How Essential Oils Are Made

Chances are you’re all well aware of what essential oils are and maybe you’re big fans (like us) and with good reason! They’re amazing when it comes to all natural skincare and they can do wonders for your mood and overall mental wellness, but are you familiar with how essential oils are made? We think it’s quite an interesting process so in this week's Deep Dive we dove deep (like really deep) into the fragrant world of essential oils—because surprisingly there’s more to them that meets the eye! We started off with the basics (as well as the not-so-basics) so keep scrolling and get ready to become an essential oil pro.

What Is An Essential Oil?:

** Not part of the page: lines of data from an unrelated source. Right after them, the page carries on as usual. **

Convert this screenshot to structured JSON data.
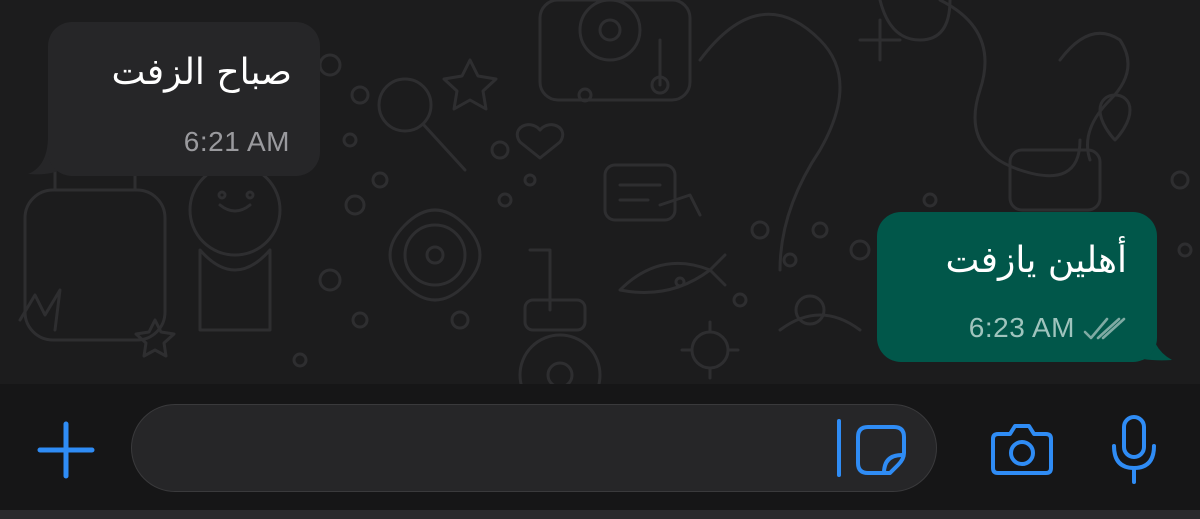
{
  "messages": [
    {
      "direction": "incoming",
      "text": "صباح الزفت",
      "time": "6:21 AM"
    },
    {
      "direction": "outgoing",
      "text": "أهلين يازفت",
      "time": "6:23 AM",
      "status": "read"
    }
  ],
  "composer": {
    "value": "",
    "placeholder": ""
  },
  "icons": {
    "attach": "plus-icon",
    "sticker": "sticker-icon",
    "camera": "camera-icon",
    "microphone": "microphone-icon",
    "read_receipt": "double-check-icon"
  },
  "colors": {
    "accent": "#2f8cf5",
    "outgoing_bubble": "#01574a",
    "incoming_bubble": "#262628",
    "background": "#1c1c1d"
  }
}
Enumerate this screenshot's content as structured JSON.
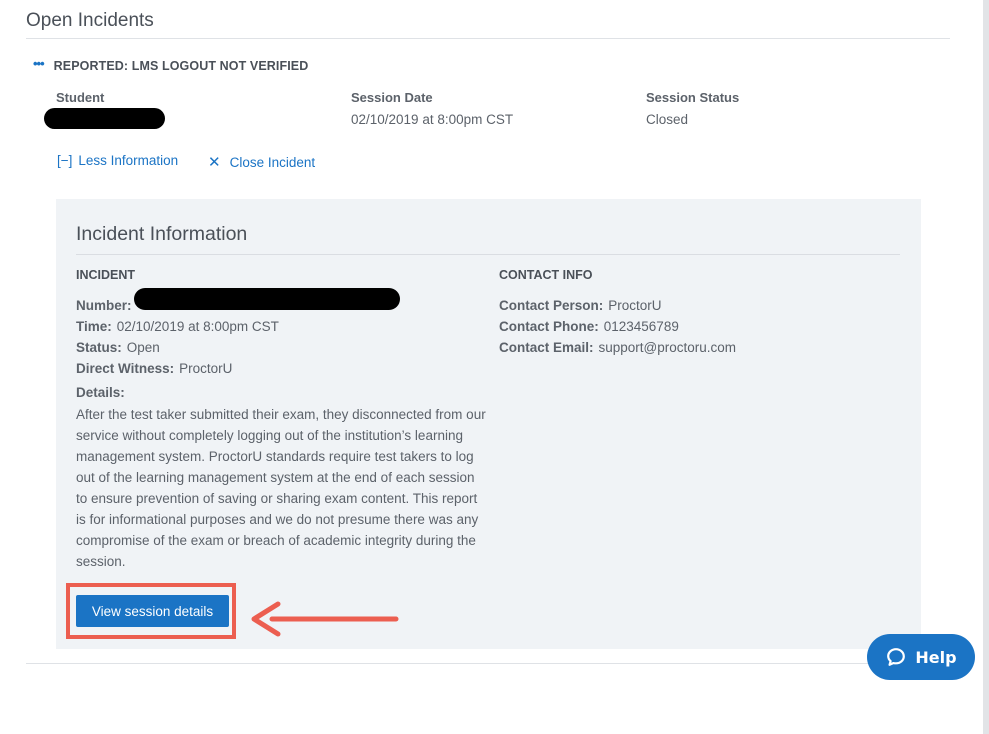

First things first—what exactly is an essential oil? An essential oil “is a concentrated hydrophobic liquid containing aroma compounds from plants.” Sounds fancy, we know. There are also tons of essential oils to choose from that come from a variety of different plants which are typically used in either aromatherapy, alternative medicine (with caution) or natural skincare.

You may have noticed when shopping for essential oils various small brown bottles labeled as “essential oil”; however, not all essential oils at the store is considered true essential oils. Confused? Let us explain. For example, many people will call absolutes and CO2 extractions essential oils, but technically that isn’t the case even though they are very similar. In order for a substance to be a true essential oil, the oil must be extracted through “distillation with either water, steam or by mechanical processing.”* Absolutes and CO2 extractions are extracted in a different way (which we’ll explain later) and even though they still work wonders, and have a multitude of uses they’re just technically not essential oils.

How Are They Made?

The methods of extraction are fairly simple. For starters, there are two types of extracting methods. One process is called distillation which uses steam to extract the essential oil and produces hydrosols as a byproduct. The second is called expressions which are only used to produce citrus oils. We’ll be focusing more on the distillation process since it’s the most common out of the two.

STEP 1: Before the distillation process begins, some plants must be prepped (such as crushed/opened) before starting so the steam can get through because the most potent essences are sometimes stored deeper within a plant.*

STEP 2: After the plant is prepped, the distillation process begins. Now, there are a few different types of distillation process’ explained below.


Water Distillation: This is when the plant comes into direct contact with the water and is usually used with more delicate plants, such as flowers.*

Water and Steam Distillation: This is when the plant is placed on a grate above water while the steam is introduced from the outside and the essential oil is extracted through the indirect steam.*

Steam Distillation: This is the most common method and it’s when steam is injected into a large chamber with the plant, usually at a slightly higher pressure and temperature, in order to extract the essential oil.*


STEP 3: The essential oil is then captured in the steam which then rises into another chamber called the condenser which cools the steam and oil vapors. That then travels into another chamber called the separator which separates the oil from the water byproduct, also known as hydrosol—and ta-dah you got yourself some essential oil!*

Other Methods of Extraction

A few other methods of extraction include enfleurage; which produces absolutes, solvent extraction; which produces absolutes and resins, and CO2 extraction; which produces CO2 extracts.

Enfleurage: This method is usually used for flowers and focuses on a cold-fat extraction process that is based on the principle that fat is highly capable of absorption. The final product is known as an enfleurage, or an absolute and has a very potent aroma.*

Solvent Extraction: This form of extraction creates an absolute and is typically used on very fragile plants. This method will use a solvent extraction as the solvent, such as petroleum ether, methanol, ethanol or hexane which extracts the lipophilic (aka fat or in this case, essential oil) material from the plant. Most of the solvent is no longer present in the finished product, although there can be trace amounts of leftover that are considered generally safe for all uses.*

CO2 Supercritical Extraction: This form of extraction makes a CO2 extraction. This method is relatively new and is based on the concept that CO2, when under enough pressure, will turn into a liquid that can then be used as an inert liquid solvent. The liquid solvent is then able to extract its aromatic constituents of the plant, thus extracting the essential oil.* We talked a little more in-depth about this in our Deep Dive on rosehip oil, which you can read here.

How To Use Essential Oil

Essential oils can be super potent so it’s advised to not use them alone directly on your skin and to dilute them with a carrier oil such as jojoba oil, grapeseed oil, avocado oil or whichever oil best suits your skin type. If you have more sensitive skin, but still want to reap the benefits of essential oils, you can use the byproduct also known as hydrosol. Hydrosols have many of the same benefits as essential oils (and some additional) but are much more gentle on the skin. They make a great alternative for use on super sensitive skin, children, and the elderly. But more on that later...

For a more in-depth guide on essential oils (such as best uses as well as our favorites) keep your eyes peeled for future posts here on The Supercritical!


*NY Institute of Aromatherapy: The Basics of Essential Oils 

Leave a comment

All comments are moderated before being published